  • Weekly notes: you assign up to 7-12 genuine weekly tasks. I've found that I get only one essential task done daily ("The One Thing"). Therefore seven is the right amount for me. Of course, you can have some more minor tasks and chores assigned during the week, but it shouldn't be more than 20-30. You review the weekly notes every weekend (review of the past week and planning of the upcoming week)
  • Daily notes: The one thing + some minor tasks and chores that you can handle within a day. I constantly revise my Daily Notes in the evening around 7 pm, when I have no willpower left anyway. That way, I prevent reviewing from draining my fresh energy in the morning.

Now, this system has some fantastic benefits:
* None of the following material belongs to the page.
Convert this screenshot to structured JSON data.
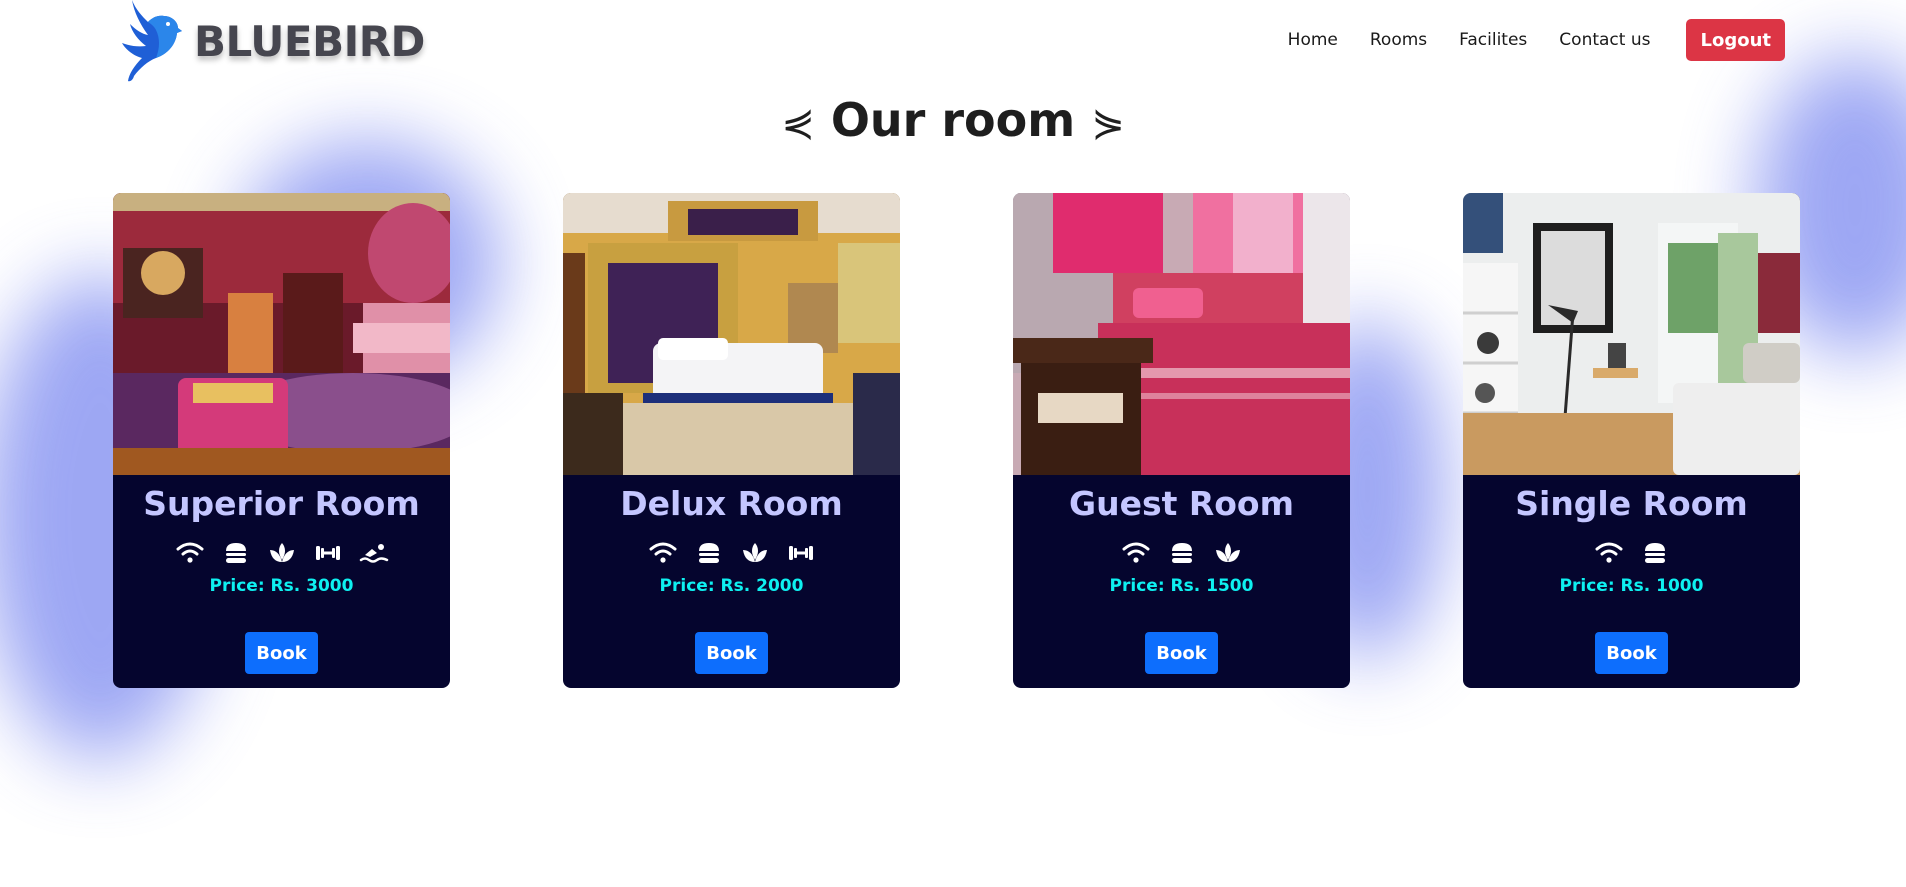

  • You can focus on the day/week/month/quarter/year ahead without getting bogged down with all the stuff that lies in the future or the past
  • When you review your tasks, you don't have to look into your entire backlog but have to look one layer up (when planning a month, you just have to have a look into the parent quarter (plans and ideas) and the previews month (leftovers). This is much more time efficient.
  • This system makes you feel in control since it connects your daily tasks to your weekly/monthly/quarterly/yearly planning and agenda. It makes you intuitively protect your tasks from being diluted with tasks that come from the agendas of others (your colleagues, your boss etc.). Specifically, if I get a task from a colleague or my boss during the week, I put it into the following week at the earliest and thus protect my planning for the current week.

The assigned opportunity cost is scheduling those daily/weekly/monthly/quarterly review sessions. It doesn't seem much, but it can feel like a chore if you've had a stressful week and then have to review your weekly note on Saturday or Sunday. But that's an investment in yourself, and in case of doubt, you can keep a review short or skip it altogether.
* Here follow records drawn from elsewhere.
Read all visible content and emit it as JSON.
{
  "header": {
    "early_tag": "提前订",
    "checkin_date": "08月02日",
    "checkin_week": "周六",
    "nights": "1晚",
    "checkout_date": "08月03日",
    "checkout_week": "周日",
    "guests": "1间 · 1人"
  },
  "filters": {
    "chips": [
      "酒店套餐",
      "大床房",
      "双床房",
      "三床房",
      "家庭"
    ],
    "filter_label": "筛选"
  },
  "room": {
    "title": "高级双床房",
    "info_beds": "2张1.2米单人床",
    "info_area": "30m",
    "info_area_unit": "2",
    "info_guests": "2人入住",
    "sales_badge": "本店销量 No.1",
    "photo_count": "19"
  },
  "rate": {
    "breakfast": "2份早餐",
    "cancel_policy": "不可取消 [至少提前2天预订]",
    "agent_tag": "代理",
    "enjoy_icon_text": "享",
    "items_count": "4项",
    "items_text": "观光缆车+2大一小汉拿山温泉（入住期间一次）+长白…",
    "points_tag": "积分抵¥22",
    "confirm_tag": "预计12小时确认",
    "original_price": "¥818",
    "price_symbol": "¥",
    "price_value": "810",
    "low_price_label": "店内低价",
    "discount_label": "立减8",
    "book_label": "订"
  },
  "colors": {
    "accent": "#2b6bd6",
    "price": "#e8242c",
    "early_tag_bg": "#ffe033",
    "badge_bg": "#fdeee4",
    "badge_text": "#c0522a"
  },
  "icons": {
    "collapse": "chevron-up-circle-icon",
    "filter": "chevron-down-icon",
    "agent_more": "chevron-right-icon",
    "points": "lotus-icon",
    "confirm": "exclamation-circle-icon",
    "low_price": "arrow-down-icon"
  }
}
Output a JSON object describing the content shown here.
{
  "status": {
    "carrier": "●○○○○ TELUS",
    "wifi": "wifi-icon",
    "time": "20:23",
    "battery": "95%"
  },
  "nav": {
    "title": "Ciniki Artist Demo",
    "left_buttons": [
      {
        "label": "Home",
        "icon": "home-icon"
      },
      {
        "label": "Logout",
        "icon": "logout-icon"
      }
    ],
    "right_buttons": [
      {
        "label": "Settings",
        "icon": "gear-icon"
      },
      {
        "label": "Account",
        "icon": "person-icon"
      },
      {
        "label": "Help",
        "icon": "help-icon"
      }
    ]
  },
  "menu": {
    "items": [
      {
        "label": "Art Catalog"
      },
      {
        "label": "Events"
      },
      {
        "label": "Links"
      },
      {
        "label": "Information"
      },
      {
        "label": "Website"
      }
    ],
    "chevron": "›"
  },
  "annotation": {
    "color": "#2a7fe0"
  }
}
Step 3: Find a good anatomy for describing and categorizing your tasks.

This is how a task looks like in my system.
The same row is just displayed in the markdown format.
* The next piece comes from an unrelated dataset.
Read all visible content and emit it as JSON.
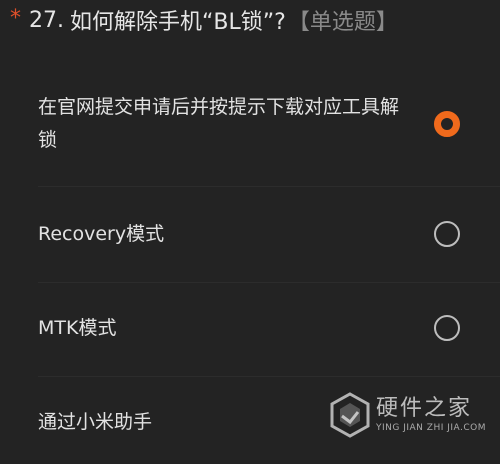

I place tasks in my Obsidian vault wherever they emerge. It can be in meeting notes, in my daily note or in the note where I put highlights about a book or so. The [[links]] and #tags ensure that I can fetch them together via data view queries when needed.

I like to annotate the following metadata:

  • Link to a life area, project or deliverable. At least one, sometimes even all three of them.
  • Link to persons, if any. This way, I can fetch all information together when I talk with someone.
  • An assigned to first a Week and later to specific Days. These links are created in my review sessions, not when I make a task initially. What's exciting is that when I postpone tasks (from one day to another or even one week to the next), more and more links are added. The longer the list of linked days, the sooner I know that I'm putting off the task and that I should think about finally doing it for real or just not doing it.
  • A structured #tag about the categorization of that tasks. I have given up on too complex categorization systems. I like to keep it simple. I.e. I don't track the Importance and urgency of all tasks. My work tasks have just priorities, and my private tasks have a time frame (see figure below).
This is my #tagging structure.

I hope this article gives you inspiration for your personal task management.

Feel free to share your thoughts on the best task management approach in the comments section or on Twitter.

Best regards,
– Martin